The ruby-throated hummingbird is the most widely distributed and commonly recognized hummingbird in North America. It is the only hummingbird species to regularly breed in the eastern United States and its colorful green and red plumage is instantly familiar to many birders.
Red-bellied Woodpeckers are pale, medium-sized woodpeckers common in forests of the East. Their strikingly barred backs and gleaming red caps make them an unforgettable sight.
A common and widespread western summer hummingbird, the black-chinned hummingbird does have a black chin, while the iridescent purple band and contrasting white collar of the males are a clear indication of the species.
It's been a year since Netvue Birdfy went live on Kickstarter last November. Thanks to all Birdfy users, your feeding means a lot to birds!
Netvue is launching the #Birdfydinner - Thanksgiving Dinner Competition for every nature lover to join in and share our love and appreciation for birds during this Thanksgiving month. Provide a hearty meal for birds to help them through the winter with Netvue Birdfy or your own bird feeder, and take photos to record special moments.
Northern Mockingbird is the state bird of Arkansas, Florida, Mississippi, Tennessee, and Texas. This bird is widespread and well-known, but how much do you really know about it?
The Carolina wren is a common species of wren that is a resident in the eastern half of the USA, the extreme south of Ontario, Canada, and the extreme northeast of Mexico. Severe winters restrict the northern limits of their range while favorable weather conditions lead to a northward extension of their breeding range. Their preferred habitat is in dense cover in forests, farm edges, and suburban areas. This wren is the state bird of South Carolina.
Bird beaks, or bills, take on a variety of forms. In our common backyard birds, the Northern Cardinal has a thick cone-shaped beak while the Ruby-throated Hummingbird has a long and pointed beak. The Black-capped Chickadee has a tiny, short beak while the Curve-billed Thrasher has a long and curved beak, as its name suggests. The diversity of beak shapes in birds is remarkable and every beak tells you many stories about its possessor.

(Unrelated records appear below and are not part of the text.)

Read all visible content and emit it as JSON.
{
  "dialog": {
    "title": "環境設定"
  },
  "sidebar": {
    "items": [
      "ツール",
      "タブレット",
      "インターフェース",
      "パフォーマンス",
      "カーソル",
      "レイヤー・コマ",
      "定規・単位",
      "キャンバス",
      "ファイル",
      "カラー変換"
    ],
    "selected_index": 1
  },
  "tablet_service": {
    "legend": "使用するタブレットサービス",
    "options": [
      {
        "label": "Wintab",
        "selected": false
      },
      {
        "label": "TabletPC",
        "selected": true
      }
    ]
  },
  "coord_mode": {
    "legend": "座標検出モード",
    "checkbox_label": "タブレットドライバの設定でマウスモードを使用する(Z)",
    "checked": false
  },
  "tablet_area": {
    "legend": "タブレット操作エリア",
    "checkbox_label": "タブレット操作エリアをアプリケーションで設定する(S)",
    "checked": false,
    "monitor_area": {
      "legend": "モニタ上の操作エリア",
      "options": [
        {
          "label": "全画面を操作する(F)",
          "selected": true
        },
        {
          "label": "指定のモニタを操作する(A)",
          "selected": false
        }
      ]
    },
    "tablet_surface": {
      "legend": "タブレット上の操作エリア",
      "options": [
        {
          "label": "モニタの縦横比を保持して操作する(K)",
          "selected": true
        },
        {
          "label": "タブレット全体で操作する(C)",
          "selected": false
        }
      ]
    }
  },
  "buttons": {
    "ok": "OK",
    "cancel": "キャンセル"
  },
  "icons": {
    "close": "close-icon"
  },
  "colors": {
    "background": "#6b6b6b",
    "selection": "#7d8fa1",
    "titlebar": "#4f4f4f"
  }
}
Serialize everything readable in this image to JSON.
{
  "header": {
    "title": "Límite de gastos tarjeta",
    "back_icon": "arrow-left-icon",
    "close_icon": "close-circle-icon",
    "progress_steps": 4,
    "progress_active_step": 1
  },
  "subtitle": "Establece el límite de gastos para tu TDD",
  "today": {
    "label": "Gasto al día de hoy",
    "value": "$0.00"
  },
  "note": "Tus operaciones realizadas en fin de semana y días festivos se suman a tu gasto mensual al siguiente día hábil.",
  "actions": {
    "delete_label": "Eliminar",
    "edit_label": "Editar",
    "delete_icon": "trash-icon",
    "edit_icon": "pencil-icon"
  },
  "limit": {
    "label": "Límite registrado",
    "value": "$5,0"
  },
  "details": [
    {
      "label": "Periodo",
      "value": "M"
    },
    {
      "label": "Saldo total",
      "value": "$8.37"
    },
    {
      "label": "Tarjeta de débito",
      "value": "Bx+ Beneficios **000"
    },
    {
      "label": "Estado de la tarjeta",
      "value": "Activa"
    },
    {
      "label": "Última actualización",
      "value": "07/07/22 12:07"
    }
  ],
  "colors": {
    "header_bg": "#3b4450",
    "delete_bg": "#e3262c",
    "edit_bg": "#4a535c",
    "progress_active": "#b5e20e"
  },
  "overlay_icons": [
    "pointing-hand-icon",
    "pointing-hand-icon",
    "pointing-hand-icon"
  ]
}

As we are in the middle of fall migration, many migratory birds are moving southward to their wintering grounds. In my favorite local birding spots in North Central Florida, there are increasing records of migrants, including some very beautiful warblers such as Magnolia and Blackburnian Warblers. While it is nice to see resident species such as Northern Cardinals and Blue Jays, it has always been more exciting for us to find migratory birds.
This handsome little finch is the state bird of New Jersey, Iowa, and Washington. They are welcomed and common at Birdfy, where it takes primarily sunflower and nyjer.
Spring males are brilliant yellow and shiny black with a bit of white. Females and all winter birds are more dull but identifiable by their conical bills; pointed, notched tails. During molts, they look bizarrely patchy.
Birds display all kinds of behaviors related to foraging, mating, antipredation, and more… Many of these behaviors vary temporally and spatially. For example, some migratory birds that forage high up in the canopy during the breeding season shift to understory foraging on their wintering grounds. Additionally, behaviors can vary in different social contexts, which include the presence/absence of their social partners. Today, let’s chat about one rare and understudied bird behavior, interspecific allopreening.
This flocking behavior among different species occurs all over the world and is most prevalent in the non-breeding season. If you live in the southeastern US, you have probably seen flocks that consist of Tufted Titmice, Carolina Chickadees, Blue-gray Gnatcatchers, Yellow-rumped Warblers, White-eye Vireos, and Downy Woodpeckers. If you observe the flock carefully, you may also find some Black-and-white Warblers foraging along tree trunks in search of hidden insects and other arthropods.
The tufted titmouse is a small songbird from North America, a species in the tit and chickadee family. The black-crested titmouse, found from central and southern Texas southward, was included as a subspecies. The large black eyes, small, round bill, and brushy crest give these birds a quiet but eager expression that matches the way they flit through canopies, hang from twig ends, and drop into bird feeders. When a titmouse finds a large seed, you’ll see it carry the seed to a perch.